The Federal Aviation Administration has begun preliminary planning for a new air traffic control tower at Baltimore-Washington International Marshall Airport.

Replacing the existing three-decade-old tower, a new tower would provide a more panoramic platform for viewing airport activity and ensure room for a new generation of electronic monitoring equipment. The cost would be at least $26 million.

Before deciding to replace the existing tower, which rises above Concourse C, the FAA also considered a renovation. It assessed the structure’s condition, age, location, height and size. It also evaluated projected air traffic volume and staffing levels and anticipated technology and equipment.

The agency is analyzing potential tower sites, BWI Executive Director Paul Wiedefeld said. The process is expected to take at least six more months.

The project would then move to the design and budgeting phase for a tower about 228 feet tall, which would be 100 feet higher than the current one.

“We want to work with [the FAA] to make this happen when they want to make it happen,” Wiedefeld said.

But it also has to fit into the airport’s own plans beyond opening its $100 million terminal expansion this summer and its long-term hopes to upgrade Concourse D and attract more international traffic to Concourse E.

“We have a role in this,” Wiede­feld said. “They understand what our master plan is. There’s going to be a little bit of give and take.”

The base of the existing tower was built in the 1950s, when the facility was known as Friendship Airport. At nine stories, it was hailed as the tallest tower in the nation.

The structure was raised and topped off with the existing control room, or cab, in 1983.

Three decades ago, the airport handled 4.7 million passengers.
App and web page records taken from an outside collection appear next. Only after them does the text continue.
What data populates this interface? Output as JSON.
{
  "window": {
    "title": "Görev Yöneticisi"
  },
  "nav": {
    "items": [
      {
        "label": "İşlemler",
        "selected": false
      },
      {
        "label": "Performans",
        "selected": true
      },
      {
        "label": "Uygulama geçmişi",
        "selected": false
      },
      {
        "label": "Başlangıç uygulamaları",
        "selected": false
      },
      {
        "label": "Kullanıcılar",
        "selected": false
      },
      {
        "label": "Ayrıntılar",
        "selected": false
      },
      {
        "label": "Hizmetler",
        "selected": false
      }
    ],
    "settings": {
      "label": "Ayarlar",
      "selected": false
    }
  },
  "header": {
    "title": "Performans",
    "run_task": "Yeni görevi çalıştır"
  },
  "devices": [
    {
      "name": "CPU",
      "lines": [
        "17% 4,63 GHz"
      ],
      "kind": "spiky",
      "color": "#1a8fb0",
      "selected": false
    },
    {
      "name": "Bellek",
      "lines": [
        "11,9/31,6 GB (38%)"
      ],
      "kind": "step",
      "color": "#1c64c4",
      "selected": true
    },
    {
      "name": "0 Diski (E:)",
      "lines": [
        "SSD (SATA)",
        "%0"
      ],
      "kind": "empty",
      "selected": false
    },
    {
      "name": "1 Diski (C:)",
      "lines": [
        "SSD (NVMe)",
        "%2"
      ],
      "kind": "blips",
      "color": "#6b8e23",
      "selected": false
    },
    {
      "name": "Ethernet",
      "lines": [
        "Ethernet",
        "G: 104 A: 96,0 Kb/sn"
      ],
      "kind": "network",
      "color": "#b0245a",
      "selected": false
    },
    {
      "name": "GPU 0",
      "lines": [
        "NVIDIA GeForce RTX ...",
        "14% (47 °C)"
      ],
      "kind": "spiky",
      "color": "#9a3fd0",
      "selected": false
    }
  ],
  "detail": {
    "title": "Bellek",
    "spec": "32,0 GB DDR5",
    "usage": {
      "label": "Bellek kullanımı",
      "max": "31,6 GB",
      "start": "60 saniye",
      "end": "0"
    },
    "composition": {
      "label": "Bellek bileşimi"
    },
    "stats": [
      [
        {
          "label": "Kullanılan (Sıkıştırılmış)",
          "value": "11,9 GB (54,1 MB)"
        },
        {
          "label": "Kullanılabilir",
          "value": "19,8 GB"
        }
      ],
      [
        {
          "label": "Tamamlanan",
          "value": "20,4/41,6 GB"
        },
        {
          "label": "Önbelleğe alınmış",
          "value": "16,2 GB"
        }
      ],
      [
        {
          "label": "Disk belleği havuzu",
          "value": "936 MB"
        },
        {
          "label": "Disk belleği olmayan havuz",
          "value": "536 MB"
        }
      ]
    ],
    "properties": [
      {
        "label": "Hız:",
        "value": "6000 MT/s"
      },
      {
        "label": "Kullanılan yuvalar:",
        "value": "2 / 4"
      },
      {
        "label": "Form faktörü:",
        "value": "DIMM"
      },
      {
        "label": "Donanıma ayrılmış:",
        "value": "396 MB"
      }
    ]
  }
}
Last year, it handled 22.7 million.

“Needless to say, the tower’s a tad old,” said John Dunkerly, who represents local workers in the National Air Traffic Controllers Association.

— Baltimore Sun